New Zealand’s Prime Minister Jacinda Ardern has said that she’ll abdicate coming month and won’t dispute this time in the general elections. Fighting back gashes, Ardern told journalists in the megacity of Napier on Thursday that February 7 will be her last day in office. Ardern’s announcement came as her Labour Party looked set to face a tough election crusade this time.
While Labour won re-election two times ago in a landslide of major proportions, recent pollings have put it behind its conservative rivals. Political judge Ben Thomas said Ardern’s announcing was a huge surprise as polling still ranked her as the country’s favored high minister indeed though support for her party had fallen from the stratospheric heights seen during the 2020 election. Thomas said that there wasn’t a clear successor.
New Zealand Deputy Prime Minister Grant Robertson, who also serves as finance minister, said in a statement he’d not seek to stand as the coming Labour leader. Ardern, 42, came high minister as the head of a coalition government in 2017. Her original election made a big splash on the global stage. But her fashionability has waned over the once time as affectation has risen to nearly three- decade highs, the central bank has aggressively increased the cash rate and crime has risen.

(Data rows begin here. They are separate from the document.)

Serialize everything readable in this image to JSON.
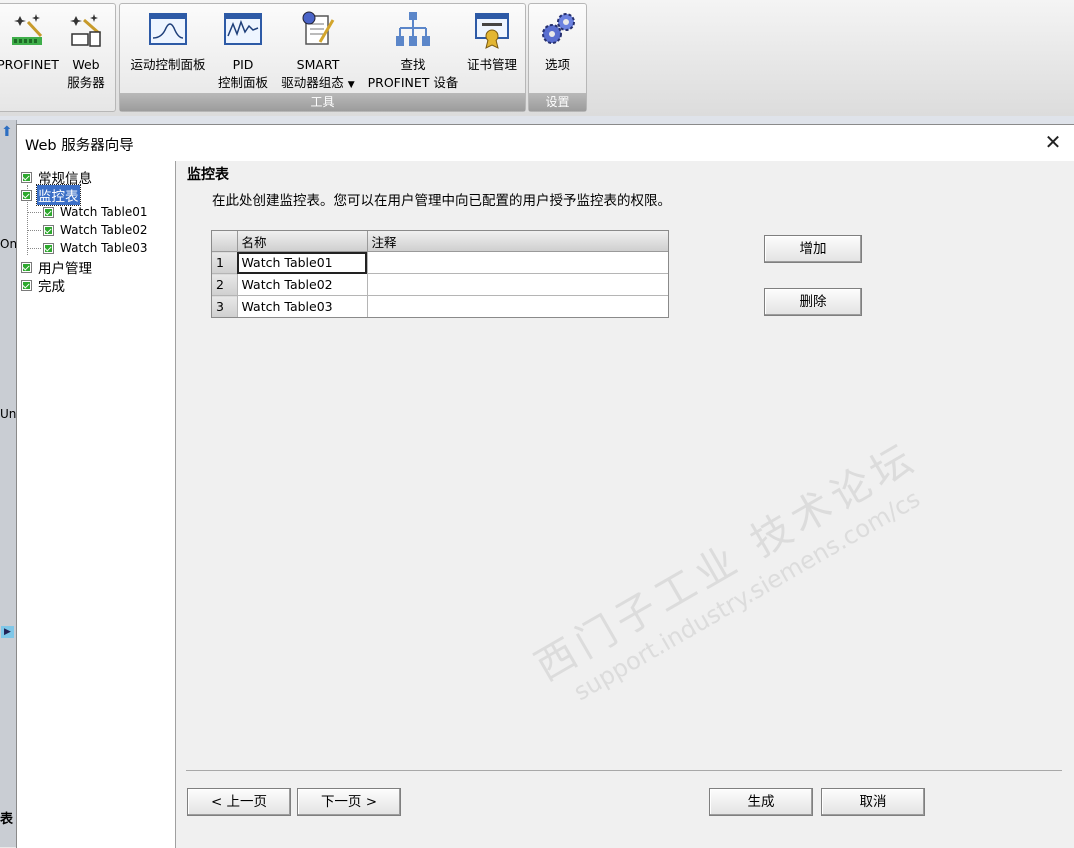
{
  "ribbon": {
    "buttons": [
      {
        "label1": "PROFINET",
        "label2": ""
      },
      {
        "label1": "Web",
        "label2": "服务器"
      },
      {
        "label1": "运动控制面板",
        "label2": ""
      },
      {
        "label1": "PID",
        "label2": "控制面板"
      },
      {
        "label1": "SMART",
        "label2": "驱动器组态"
      },
      {
        "label1": "查找",
        "label2": "PROFINET 设备"
      },
      {
        "label1": "证书管理",
        "label2": ""
      },
      {
        "label1": "选项",
        "label2": ""
      }
    ],
    "group_tools": "工具",
    "group_settings": "设置"
  },
  "left_fragments": {
    "on": "On",
    "un": "Un",
    "table": "表"
  },
  "dialog": {
    "title": "Web 服务器向导",
    "close": "✕"
  },
  "nav": {
    "items": [
      {
        "label": "常规信息"
      },
      {
        "label": "监控表"
      },
      {
        "label": "Watch Table01"
      },
      {
        "label": "Watch Table02"
      },
      {
        "label": "Watch Table03"
      },
      {
        "label": "用户管理"
      },
      {
        "label": "完成"
      }
    ]
  },
  "main": {
    "section_title": "监控表",
    "description": "在此处创建监控表。您可以在用户管理中向已配置的用户授予监控表的权限。",
    "table": {
      "headers": [
        "名称",
        "注释"
      ],
      "rows": [
        {
          "num": "1",
          "name": "Watch Table01",
          "comment": ""
        },
        {
          "num": "2",
          "name": "Watch Table02",
          "comment": ""
        },
        {
          "num": "3",
          "name": "Watch Table03",
          "comment": ""
        }
      ]
    },
    "add_button": "增加",
    "delete_button": "删除"
  },
  "footer": {
    "prev": "< 上一页",
    "next": "下一页 >",
    "generate": "生成",
    "cancel": "取消"
  },
  "watermark": {
    "text": "西门子工业 技术论坛",
    "url": "support.industry.siemens.com/cs"
  }
}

The country has also come decreasingly politically divided over issues similar as a government overhaul of water structure and the preface of an agrarian emigrations programme. Canadian Prime Minister Justin Trudeau thanked Ardern for her cooperation and fellowship, as well as her “ compassionate, strong and steady leadership over the once several times ”. Cook Prime Minister Mark Brown meanwhile expressed gratefulness for the backing his country entered from New Zealand during the COVID- 19 epidemic. “New Zealand’s support saved our lives and enabled us to get back on our bases hastily than anticipated, ” he said.